* _EXERCISE DIRECTIONS_
Reproduce all the lines below exactly and omit the images.
(DATA EXTRACTS Opens)
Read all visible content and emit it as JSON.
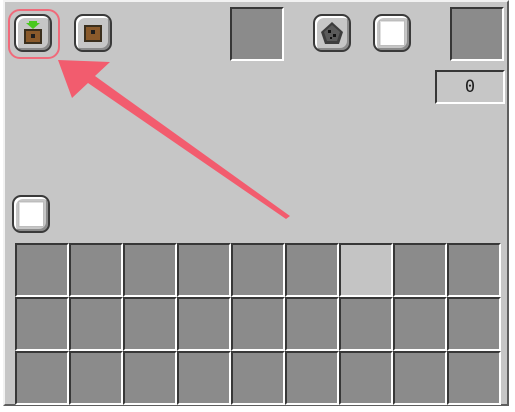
{
  "icons": {
    "device_active": "chest-with-green-arrow-icon",
    "device": "chest-icon",
    "ore": "coal-ore-icon",
    "toggle_top": "white-square-icon",
    "toggle_left": "white-square-icon"
  },
  "counter": {
    "value": "0"
  },
  "grid": {
    "rows": 3,
    "cols": 9,
    "highlighted": [
      [
        0,
        6
      ]
    ]
  },
  "colors": {
    "panel": "#c6c6c6",
    "slot": "#8b8b8b",
    "annotation": "#f25c6e",
    "accent_green": "#49c81e"
  }
}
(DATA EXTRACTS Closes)
* _SOLUTION TO THE EXERCISE_
Read all visible content and emit it as JSON.
{
  "icons": {
    "device_active": "chest-with-green-arrow-icon",
    "device": "chest-icon",
    "ore": "coal-ore-icon",
    "toggle_top": "white-square-icon",
    "toggle_left": "white-square-icon"
  },
  "counter": {
    "value": "0"
  },
  "grid": {
    "rows": 3,
    "cols": 9,
    "highlighted": [
      [
        0,
        6
      ]
    ]
  },
  "colors": {
    "panel": "#c6c6c6",
    "slot": "#8b8b8b",
    "annotation": "#f25c6e",
    "accent_green": "#49c81e"
  }
}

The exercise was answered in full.